Francis’ flashback tells of a man named Dr. Caligari (Werner Krauss), with a curious carnival act: He travels with a sleepwalker named Cesare (Conrad Veidt), whom Caligari claims is under his spell, and can both predict the future and read minds. When Cesare predicts that Francis’ friend Alan will die by dawn—and Alan does die, gruesomely—Francis and Jane do some snooping, to find out if Caligari and Cesare are connected to a string of local murders. But the closer they get to Caligari, the more they risk becoming another of his pawns, and the more they learn some unpleasant truths about the world they thought they knew.
Kino Classics’ new Blu-ray edition of The Cabinet Of Dr. Caligari contains a stunning new 4K restoration, with a choice of two excellent musical scores: one a richly orchestrated soundtrack performed by musicians from Freiburg’s University Of Music, and the other a moody piece by DJ Spooky. The cleaned-up picture of this new Caligari may be a revelation to anyone whose primary memories of the movie are of hazy, distorted old video transfers of battered prints. In 4K, the level of detail in the painted backgrounds is clearer, and more impressive. The Cabinet Of Dr. Caligari’s overtly unrealistic sets have the unexpected effect of making a nearly century-old film feel modern, because it so obviously isn’t a document of the past.
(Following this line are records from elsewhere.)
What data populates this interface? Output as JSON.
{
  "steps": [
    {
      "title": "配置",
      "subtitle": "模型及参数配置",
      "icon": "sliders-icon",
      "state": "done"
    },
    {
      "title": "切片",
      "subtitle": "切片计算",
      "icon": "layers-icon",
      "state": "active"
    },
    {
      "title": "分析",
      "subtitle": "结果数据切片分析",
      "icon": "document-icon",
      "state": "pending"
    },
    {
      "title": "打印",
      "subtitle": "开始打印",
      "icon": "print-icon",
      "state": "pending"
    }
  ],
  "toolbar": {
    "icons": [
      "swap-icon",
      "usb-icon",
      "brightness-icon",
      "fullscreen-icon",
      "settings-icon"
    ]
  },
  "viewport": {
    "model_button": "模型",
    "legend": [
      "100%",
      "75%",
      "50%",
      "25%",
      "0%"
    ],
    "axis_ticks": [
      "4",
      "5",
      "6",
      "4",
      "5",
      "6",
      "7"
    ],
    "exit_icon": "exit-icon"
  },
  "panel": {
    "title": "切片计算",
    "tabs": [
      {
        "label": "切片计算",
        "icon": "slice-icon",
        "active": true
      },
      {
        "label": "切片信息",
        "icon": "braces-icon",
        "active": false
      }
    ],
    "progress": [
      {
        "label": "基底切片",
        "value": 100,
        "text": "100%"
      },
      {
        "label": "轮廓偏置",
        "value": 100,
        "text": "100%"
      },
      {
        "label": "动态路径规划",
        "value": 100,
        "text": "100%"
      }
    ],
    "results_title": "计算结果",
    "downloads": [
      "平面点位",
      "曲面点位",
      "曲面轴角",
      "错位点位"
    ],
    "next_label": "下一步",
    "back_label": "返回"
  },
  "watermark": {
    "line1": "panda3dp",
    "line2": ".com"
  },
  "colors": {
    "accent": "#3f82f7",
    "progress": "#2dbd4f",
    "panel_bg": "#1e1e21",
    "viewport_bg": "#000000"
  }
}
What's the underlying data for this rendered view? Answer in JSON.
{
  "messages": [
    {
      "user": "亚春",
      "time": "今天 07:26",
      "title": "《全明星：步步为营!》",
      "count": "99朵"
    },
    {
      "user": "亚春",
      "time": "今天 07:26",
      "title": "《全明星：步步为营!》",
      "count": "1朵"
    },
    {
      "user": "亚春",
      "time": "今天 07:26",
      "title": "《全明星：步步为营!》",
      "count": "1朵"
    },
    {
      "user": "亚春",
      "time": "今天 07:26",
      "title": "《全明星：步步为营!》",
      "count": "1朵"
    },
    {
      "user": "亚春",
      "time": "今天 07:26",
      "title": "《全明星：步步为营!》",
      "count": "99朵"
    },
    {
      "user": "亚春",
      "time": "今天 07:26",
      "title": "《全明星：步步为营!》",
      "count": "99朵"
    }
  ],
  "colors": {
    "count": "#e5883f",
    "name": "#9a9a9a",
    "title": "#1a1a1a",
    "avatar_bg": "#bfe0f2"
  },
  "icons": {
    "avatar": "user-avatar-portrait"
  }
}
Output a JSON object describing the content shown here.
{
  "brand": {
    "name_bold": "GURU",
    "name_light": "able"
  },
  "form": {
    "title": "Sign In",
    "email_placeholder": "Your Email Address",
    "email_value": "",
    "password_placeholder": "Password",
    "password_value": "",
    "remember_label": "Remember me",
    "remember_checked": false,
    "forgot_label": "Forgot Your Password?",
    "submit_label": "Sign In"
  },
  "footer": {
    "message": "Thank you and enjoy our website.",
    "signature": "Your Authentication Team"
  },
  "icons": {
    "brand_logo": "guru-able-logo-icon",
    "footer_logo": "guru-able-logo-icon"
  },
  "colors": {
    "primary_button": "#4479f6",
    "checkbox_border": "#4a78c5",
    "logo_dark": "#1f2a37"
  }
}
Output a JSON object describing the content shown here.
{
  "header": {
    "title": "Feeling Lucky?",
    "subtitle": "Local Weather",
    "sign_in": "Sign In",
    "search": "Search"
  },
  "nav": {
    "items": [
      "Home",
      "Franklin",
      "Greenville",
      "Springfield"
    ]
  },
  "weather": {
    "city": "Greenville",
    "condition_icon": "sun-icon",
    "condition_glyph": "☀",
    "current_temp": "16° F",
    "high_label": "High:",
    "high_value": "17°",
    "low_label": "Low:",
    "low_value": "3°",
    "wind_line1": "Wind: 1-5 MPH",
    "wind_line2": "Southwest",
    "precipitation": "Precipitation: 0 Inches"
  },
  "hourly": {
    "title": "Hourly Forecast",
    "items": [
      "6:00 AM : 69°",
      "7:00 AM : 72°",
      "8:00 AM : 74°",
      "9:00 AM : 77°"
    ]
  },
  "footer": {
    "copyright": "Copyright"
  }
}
Caligari illustrates something more eternal: about great manipulators, and the underlying anxiety that either society has gone mad, or we have.
One of the big reasons The Cabinet Of Dr. Caligari still seems so vital is because artists and theoreticians haven’t stopped being influenced by it. Critical studies like Siegfried Kracauer’s seminal film-studies book From Caligari To Hitler used Wiene’s movie and its contemporaries as a way to describe what happened in Europe and elsewhere in the 20th century. Horror films around the world—including Universal’s monster movies of the 1930s and 1940s—borrowed liberally from The Cabinet Of Dr. Caligari’s scenes of dark stalkers and desperate chases. And the crooked fingers of expressionism (in the design sense, if not the underlying philosophy) have touched even children’s books and cartoons, like the work of Dr. Seuss and Chuck Jones.
But it’s The Cabinet Of Dr. Caligari’s depiction of a reality within a reality—explained by a story within a story—that’s pervaded popular culture in ways that haven’t gotten as much attention as the movie’s funky props. Wiene and screenwriters Hans Janowitz and Carl Mayer reveal the power of a well-constructed “this explains everything” tale to govern what people believe, and how they behave. When the film’s villain walks down the street, flinching from the words “You must become Caligari” that literally appear in the air all around him, the visual effect is eye-catching. But it’s also symbolic, showing how strong words can compel.
There’s only one significant extra on Kino’s Blu-ray of The Cabinet Of Dr. Caligari, but it’s exceptional. Rüdiger Suchsland’s 52-minute documentary “Caligari: How Horror Came To The Cinema” puts Wiene’s work in the context of early-20th-century German culture and the Weimar Republic, referencing modern art, Freud, Wagner, Strauss, Nietzsche, and World War I to show where Caligari came from, and what happened in German cinema immediately afterward.